“We’re on your side”
The broader issue, however, may be that creating such a tool would put private, encrypted data from iPhone users in the hands of Apple and its employees – a privilege the company doesn’t want to begin with. Such a move that would be in stark opposition to Apple’s stance on consumer privacy.
“You are not our product,” Apple CEO Tim Cook said in an interview with ABC News last year. “Our products are iPhones and iPads. We treasure your data. We want to help you keep it private and keep it secure. We’re on your side.”
Theoretically, if Apple were to create some type of tool or key that would provide backdoor access to encrypted iPhone data, employees from Apple would have access to that information as well since they would likely be assisting in the investigation. What’s to prevent an Apple worker from going rogue and possibly leaking iPhone user data, or using the tool for nefarious purposes?
Nunnikhoven pointed to EternalBlue as an example of how a tool built for specific purposes could fall into the wrong hands. EternalBlue was a National Security Agency hacking tool that leaked to the public in 2017 that was linked to the WannaCry ransomware attack that infected computers all over the world during that same year.

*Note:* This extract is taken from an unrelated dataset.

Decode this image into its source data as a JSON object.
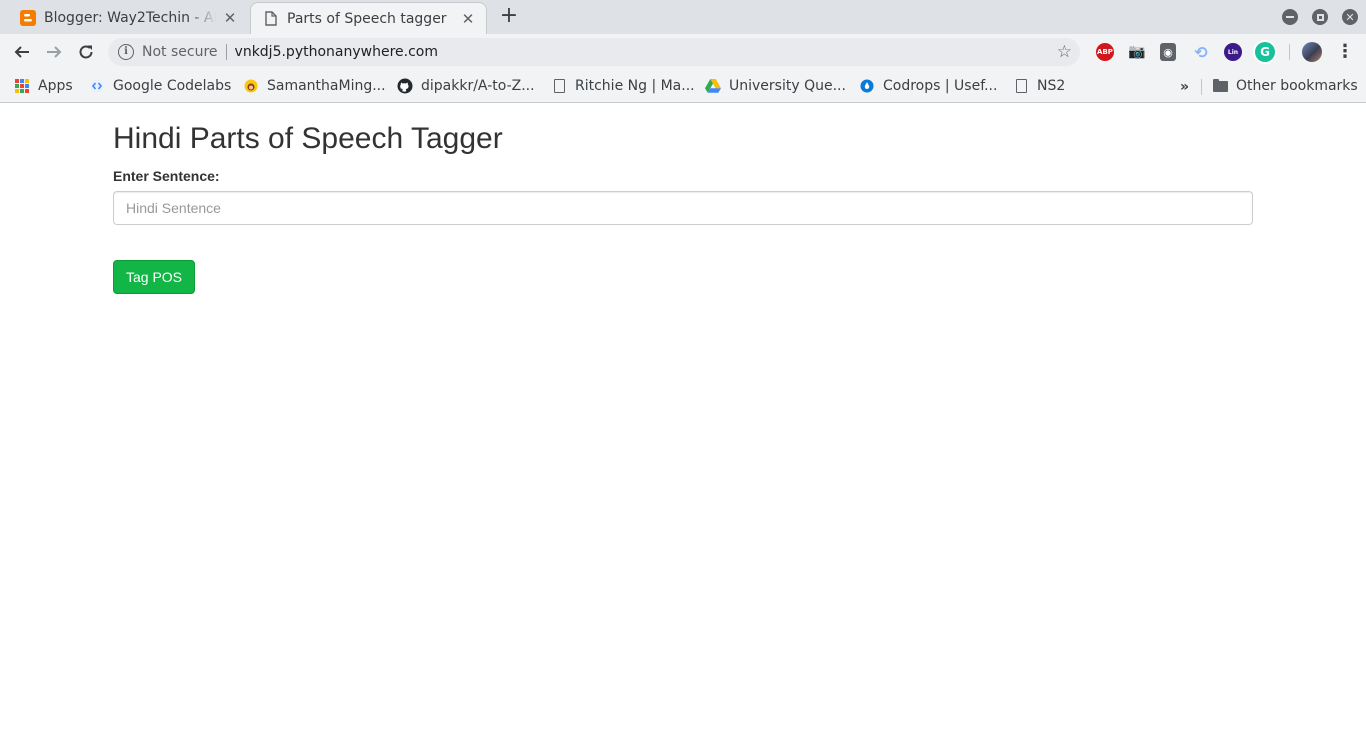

Creating the tool in general would also require a significant effort on Apple’s part. It’s not simply about cracking the passcode of the device, but would likely require that a dedicated team at Apple create a piece of software capable of accessing the data stored on the device, says Nunnikhoven. The government, in other words, is asking Apple to enable something that isn’t even possible on iPhones today.
Unlocking these iPhones for the Pensacola investigation would also likely set a precedent for law enforcement agencies to request similar treatment for future cases as well, says Matt Wilson, chief information security advisor at BTB Security.
“It’s just more evidence to prove this isn’t just [cybersecurity experts] saying, ‘I don’t want to think about it,'” said Wilson. “It’s [experts] saying we’ve thought about it very long and very hard, and we don’t see a viable way that addresses all of these issues.”